### Exercise requirements
Reproduce the records below exactly; no pictures.

Top of Listed entries

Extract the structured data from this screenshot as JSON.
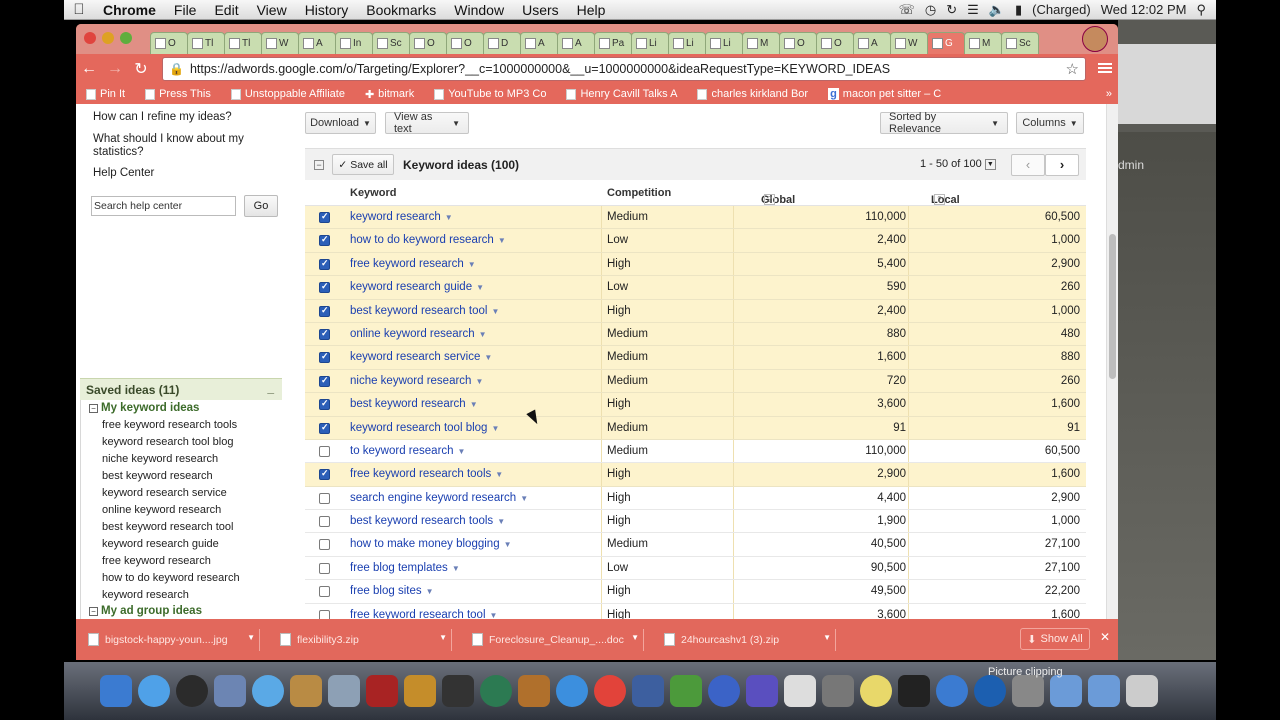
{
  "menubar": {
    "app": "Chrome",
    "items": [
      "File",
      "Edit",
      "View",
      "History",
      "Bookmarks",
      "Window",
      "Users",
      "Help"
    ],
    "battery": "(Charged)",
    "clock": "Wed 12:02 PM"
  },
  "browser": {
    "tabs": [
      "O",
      "Tl",
      "Tl",
      "W",
      "A",
      "In",
      "Sc",
      "O",
      "O",
      "D",
      "A",
      "A",
      "Pa",
      "Li",
      "Li",
      "Li",
      "M",
      "O",
      "O",
      "A",
      "W",
      "G",
      "M",
      "Sc"
    ],
    "url": "https://adwords.google.com/o/Targeting/Explorer?__c=1000000000&__u=1000000000&ideaRequestType=KEYWORD_IDEAS",
    "bookmarks": [
      "Pin It",
      "Press This",
      "Unstoppable Affiliate",
      "bitmark",
      "YouTube to MP3 Co",
      "Henry Cavill Talks A",
      "charles kirkland Bor",
      "macon pet sitter – C"
    ]
  },
  "help": {
    "links": [
      "How can I refine my ideas?",
      "What should I know about my statistics?",
      "Help Center"
    ],
    "search_placeholder": "Search help center",
    "go_label": "Go"
  },
  "saved": {
    "title": "Saved ideas (11)",
    "group1": "My keyword ideas",
    "items": [
      "free keyword research tools",
      "keyword research tool blog",
      "niche keyword research",
      "best keyword research",
      "keyword research service",
      "online keyword research",
      "best keyword research tool",
      "keyword research guide",
      "free keyword research",
      "how to do keyword research",
      "keyword research"
    ],
    "group2": "My ad group ideas"
  },
  "toolbar": {
    "download": "Download",
    "view_as_text": "View as text",
    "sorted": "Sorted by Relevance",
    "columns": "Columns"
  },
  "table": {
    "save_all": "Save all",
    "title": "Keyword ideas (100)",
    "pager": "1 - 50 of 100",
    "headers": [
      "Keyword",
      "Competition",
      "Global Monthly Searches",
      "Local Monthly Searches"
    ],
    "rows": [
      {
        "kw": "keyword research",
        "comp": "Medium",
        "gms": "110,000",
        "lms": "60,500",
        "sel": true
      },
      {
        "kw": "how to do keyword research",
        "comp": "Low",
        "gms": "2,400",
        "lms": "1,000",
        "sel": true
      },
      {
        "kw": "free keyword research",
        "comp": "High",
        "gms": "5,400",
        "lms": "2,900",
        "sel": true
      },
      {
        "kw": "keyword research guide",
        "comp": "Low",
        "gms": "590",
        "lms": "260",
        "sel": true
      },
      {
        "kw": "best keyword research tool",
        "comp": "High",
        "gms": "2,400",
        "lms": "1,000",
        "sel": true
      },
      {
        "kw": "online keyword research",
        "comp": "Medium",
        "gms": "880",
        "lms": "480",
        "sel": true
      },
      {
        "kw": "keyword research service",
        "comp": "Medium",
        "gms": "1,600",
        "lms": "880",
        "sel": true
      },
      {
        "kw": "niche keyword research",
        "comp": "Medium",
        "gms": "720",
        "lms": "260",
        "sel": true
      },
      {
        "kw": "best keyword research",
        "comp": "High",
        "gms": "3,600",
        "lms": "1,600",
        "sel": true
      },
      {
        "kw": "keyword research tool blog",
        "comp": "Medium",
        "gms": "91",
        "lms": "91",
        "sel": true
      },
      {
        "kw": "to keyword research",
        "comp": "Medium",
        "gms": "110,000",
        "lms": "60,500",
        "sel": false
      },
      {
        "kw": "free keyword research tools",
        "comp": "High",
        "gms": "2,900",
        "lms": "1,600",
        "sel": true
      },
      {
        "kw": "search engine keyword research",
        "comp": "High",
        "gms": "4,400",
        "lms": "2,900",
        "sel": false
      },
      {
        "kw": "best keyword research tools",
        "comp": "High",
        "gms": "1,900",
        "lms": "1,000",
        "sel": false
      },
      {
        "kw": "how to make money blogging",
        "comp": "Medium",
        "gms": "40,500",
        "lms": "27,100",
        "sel": false
      },
      {
        "kw": "free blog templates",
        "comp": "Low",
        "gms": "90,500",
        "lms": "27,100",
        "sel": false
      },
      {
        "kw": "free blog sites",
        "comp": "High",
        "gms": "49,500",
        "lms": "22,200",
        "sel": false
      },
      {
        "kw": "free keyword research tool",
        "comp": "High",
        "gms": "3,600",
        "lms": "1,600",
        "sel": false
      }
    ]
  },
  "downloads": {
    "files": [
      "bigstock-happy-youn....jpg",
      "flexibility3.zip",
      "Foreclosure_Cleanup_....doc",
      "24hourcashv1 (3).zip"
    ],
    "show_all": "Show All"
  },
  "desktop": {
    "partial_label": "dmin",
    "picture_clipping": "Picture clipping"
  },
  "colors": {
    "chrome_theme": "#e4685c",
    "selected_row": "#fdf3cd",
    "link": "#1a3fb0",
    "group_green": "#3c6b2a"
  }
}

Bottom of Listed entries

### Completed exercise
Extract the structured data from this screenshot as JSON.
{
  "menubar": {
    "app": "Chrome",
    "items": [
      "File",
      "Edit",
      "View",
      "History",
      "Bookmarks",
      "Window",
      "Users",
      "Help"
    ],
    "battery": "(Charged)",
    "clock": "Wed 12:02 PM"
  },
  "browser": {
    "tabs": [
      "O",
      "Tl",
      "Tl",
      "W",
      "A",
      "In",
      "Sc",
      "O",
      "O",
      "D",
      "A",
      "A",
      "Pa",
      "Li",
      "Li",
      "Li",
      "M",
      "O",
      "O",
      "A",
      "W",
      "G",
      "M",
      "Sc"
    ],
    "url": "https://adwords.google.com/o/Targeting/Explorer?__c=1000000000&__u=1000000000&ideaRequestType=KEYWORD_IDEAS",
    "bookmarks": [
      "Pin It",
      "Press This",
      "Unstoppable Affiliate",
      "bitmark",
      "YouTube to MP3 Co",
      "Henry Cavill Talks A",
      "charles kirkland Bor",
      "macon pet sitter – C"
    ]
  },
  "help": {
    "links": [
      "How can I refine my ideas?",
      "What should I know about my statistics?",
      "Help Center"
    ],
    "search_placeholder": "Search help center",
    "go_label": "Go"
  },
  "saved": {
    "title": "Saved ideas (11)",
    "group1": "My keyword ideas",
    "items": [
      "free keyword research tools",
      "keyword research tool blog",
      "niche keyword research",
      "best keyword research",
      "keyword research service",
      "online keyword research",
      "best keyword research tool",
      "keyword research guide",
      "free keyword research",
      "how to do keyword research",
      "keyword research"
    ],
    "group2": "My ad group ideas"
  },
  "toolbar": {
    "download": "Download",
    "view_as_text": "View as text",
    "sorted": "Sorted by Relevance",
    "columns": "Columns"
  },
  "table": {
    "save_all": "Save all",
    "title": "Keyword ideas (100)",
    "pager": "1 - 50 of 100",
    "headers": [
      "Keyword",
      "Competition",
      "Global Monthly Searches",
      "Local Monthly Searches"
    ],
    "rows": [
      {
        "kw": "keyword research",
        "comp": "Medium",
        "gms": "110,000",
        "lms": "60,500",
        "sel": true
      },
      {
        "kw": "how to do keyword research",
        "comp": "Low",
        "gms": "2,400",
        "lms": "1,000",
        "sel": true
      },
      {
        "kw": "free keyword research",
        "comp": "High",
        "gms": "5,400",
        "lms": "2,900",
        "sel": true
      },
      {
        "kw": "keyword research guide",
        "comp": "Low",
        "gms": "590",
        "lms": "260",
        "sel": true
      },
      {
        "kw": "best keyword research tool",
        "comp": "High",
        "gms": "2,400",
        "lms": "1,000",
        "sel": true
      },
      {
        "kw": "online keyword research",
        "comp": "Medium",
        "gms": "880",
        "lms": "480",
        "sel": true
      },
      {
        "kw": "keyword research service",
        "comp": "Medium",
        "gms": "1,600",
        "lms": "880",
        "sel": true
      },
      {
        "kw": "niche keyword research",
        "comp": "Medium",
        "gms": "720",
        "lms": "260",
        "sel": true
      },
      {
        "kw": "best keyword research",
        "comp": "High",
        "gms": "3,600",
        "lms": "1,600",
        "sel": true
      },
      {
        "kw": "keyword research tool blog",
        "comp": "Medium",
        "gms": "91",
        "lms": "91",
        "sel": true
      },
      {
        "kw": "to keyword research",
        "comp": "Medium",
        "gms": "110,000",
        "lms": "60,500",
        "sel": false
      },
      {
        "kw": "free keyword research tools",
        "comp": "High",
        "gms": "2,900",
        "lms": "1,600",
        "sel": true
      },
      {
        "kw": "search engine keyword research",
        "comp": "High",
        "gms": "4,400",
        "lms": "2,900",
        "sel": false
      },
      {
        "kw": "best keyword research tools",
        "comp": "High",
        "gms": "1,900",
        "lms": "1,000",
        "sel": false
      },
      {
        "kw": "how to make money blogging",
        "comp": "Medium",
        "gms": "40,500",
        "lms": "27,100",
        "sel": false
      },
      {
        "kw": "free blog templates",
        "comp": "Low",
        "gms": "90,500",
        "lms": "27,100",
        "sel": false
      },
      {
        "kw": "free blog sites",
        "comp": "High",
        "gms": "49,500",
        "lms": "22,200",
        "sel": false
      },
      {
        "kw": "free keyword research tool",
        "comp": "High",
        "gms": "3,600",
        "lms": "1,600",
        "sel": false
      }
    ]
  },
  "downloads": {
    "files": [
      "bigstock-happy-youn....jpg",
      "flexibility3.zip",
      "Foreclosure_Cleanup_....doc",
      "24hourcashv1 (3).zip"
    ],
    "show_all": "Show All"
  },
  "desktop": {
    "partial_label": "dmin",
    "picture_clipping": "Picture clipping"
  },
  "colors": {
    "chrome_theme": "#e4685c",
    "selected_row": "#fdf3cd",
    "link": "#1a3fb0",
    "group_green": "#3c6b2a"
  }
}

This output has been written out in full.